Address shortfalls in current standards about history, opposition, and tactics. Teaching the Movement noted “a lack of clarity on the causes of the movement and the nature and extent of white resistance.” One example points to discussion of the Sixteenth Street Baptist Church bombing without express discussion of the notorious police commissioner Eugene “Bull” Connor or the Ku Klux Klan. Notably, Alabama’s updated 2010 course of study does include information about the Klan. However, more could be done to teach students more about opposition to civil rights equality. Furthermore, state standards should include more on the tactics used by civil rights leaders, organizations, and activists. There is little acknowledgment, for example, of the important contributions to the Birmingham protests made by African American educators through their teaching and organizing.

Update and expand noteworthy state resource guides. Teaching the Movement lists the Alabama Learning Exchange as one among “Nine Notable State Resource Guides.” To maintain this important resource, Alabama’s educational leaders must update and expand the State Department of Education website to include new lesson plans, preferably developed by teachers throughout the state and across the country. The National Endowment for the Humanities sponsored three civil rights-focused Summer Teacher Institutes in 2018, one of which focused on the Alabama Civil Rights Movement. In each of these programs, some two to three dozen teachers from across the country convened to learn about civil rights history and design new curricula to improve instruction in their states. Teachers remain a largely untapped resource for developing innovative civil rights curricula and pedagogy, and these Summer Teacher Institutes are a site where teacher expertise could be tapped.

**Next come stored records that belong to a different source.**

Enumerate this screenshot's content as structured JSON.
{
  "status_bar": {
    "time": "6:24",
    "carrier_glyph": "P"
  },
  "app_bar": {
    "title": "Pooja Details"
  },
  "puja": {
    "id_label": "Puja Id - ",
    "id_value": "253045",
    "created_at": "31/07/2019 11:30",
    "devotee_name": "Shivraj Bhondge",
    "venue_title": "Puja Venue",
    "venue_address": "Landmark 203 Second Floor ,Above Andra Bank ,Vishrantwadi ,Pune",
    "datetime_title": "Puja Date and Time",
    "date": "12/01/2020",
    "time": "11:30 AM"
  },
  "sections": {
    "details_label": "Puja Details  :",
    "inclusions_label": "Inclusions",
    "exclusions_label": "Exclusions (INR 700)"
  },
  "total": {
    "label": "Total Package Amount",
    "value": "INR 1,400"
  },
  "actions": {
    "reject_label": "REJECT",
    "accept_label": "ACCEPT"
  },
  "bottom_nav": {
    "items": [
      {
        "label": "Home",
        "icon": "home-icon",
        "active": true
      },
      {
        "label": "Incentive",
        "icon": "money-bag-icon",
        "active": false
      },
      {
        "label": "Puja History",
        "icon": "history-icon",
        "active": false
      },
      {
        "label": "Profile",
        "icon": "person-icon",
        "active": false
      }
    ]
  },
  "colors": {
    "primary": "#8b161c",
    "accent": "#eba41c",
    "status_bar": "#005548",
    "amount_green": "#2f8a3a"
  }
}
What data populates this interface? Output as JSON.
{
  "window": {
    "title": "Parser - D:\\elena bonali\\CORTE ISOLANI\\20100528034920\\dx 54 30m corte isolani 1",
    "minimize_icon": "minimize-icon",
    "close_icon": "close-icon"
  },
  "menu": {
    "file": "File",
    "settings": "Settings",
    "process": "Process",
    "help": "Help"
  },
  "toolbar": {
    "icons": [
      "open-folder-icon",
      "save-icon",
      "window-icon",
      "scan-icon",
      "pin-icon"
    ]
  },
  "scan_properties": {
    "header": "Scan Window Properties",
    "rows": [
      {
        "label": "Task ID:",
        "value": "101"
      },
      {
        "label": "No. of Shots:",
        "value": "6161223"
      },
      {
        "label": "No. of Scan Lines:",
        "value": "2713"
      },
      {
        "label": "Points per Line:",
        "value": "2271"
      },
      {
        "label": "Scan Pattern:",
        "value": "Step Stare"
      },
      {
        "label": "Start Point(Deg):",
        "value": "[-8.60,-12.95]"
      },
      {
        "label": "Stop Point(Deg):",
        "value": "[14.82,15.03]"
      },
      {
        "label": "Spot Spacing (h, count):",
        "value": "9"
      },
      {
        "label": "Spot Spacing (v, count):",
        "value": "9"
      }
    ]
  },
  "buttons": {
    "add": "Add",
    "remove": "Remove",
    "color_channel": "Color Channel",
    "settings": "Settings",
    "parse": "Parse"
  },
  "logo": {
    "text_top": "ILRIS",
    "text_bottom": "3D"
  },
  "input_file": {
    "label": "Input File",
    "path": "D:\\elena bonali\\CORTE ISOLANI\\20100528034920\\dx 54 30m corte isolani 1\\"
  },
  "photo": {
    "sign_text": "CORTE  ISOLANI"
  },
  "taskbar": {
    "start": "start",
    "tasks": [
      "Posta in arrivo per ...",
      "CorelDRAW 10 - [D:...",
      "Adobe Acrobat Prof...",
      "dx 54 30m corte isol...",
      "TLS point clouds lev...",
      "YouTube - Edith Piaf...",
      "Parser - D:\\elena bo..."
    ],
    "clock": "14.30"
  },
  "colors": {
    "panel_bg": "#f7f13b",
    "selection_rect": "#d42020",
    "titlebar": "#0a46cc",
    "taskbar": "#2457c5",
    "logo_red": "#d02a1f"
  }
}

Engage Alabama’s treasure trove of scholars, archivists, and librarians. The 2010 Alabama Social Studies guide lists an impressive number of educators, state leaders, and scholars who contributed to the current standards. However, many more can offer ideas and ongoing support, especially for ways to use primary sources and teach historical methods. Alabama is home to a treasure trove of friendly, resourceful, and experienced scholars, archivists, and librarians – experts located in its colleges and universities, public libraries, and civil rights organizations and more than willing to visit schools and host field trips to their workplaces. Examples include staff people at the Alabama Department of Archives and History in Montgomery, the Birmingham Public Library, and the Birmingham Civil Rights Institute. 

Overall, with just a few more curricular steps, Alabama is on its way to becoming the state that sets the national bar high for teaching about the civil rights movement. The state has an opportunity to become first in a quest for racial justice where for too long in the past it was last.

Read more in Tondra L. Loder-Jackson, Schoolhouse Activists: African American Educators and the Long Birmingham Civil Rights Movement (State University of New York Press, 2015).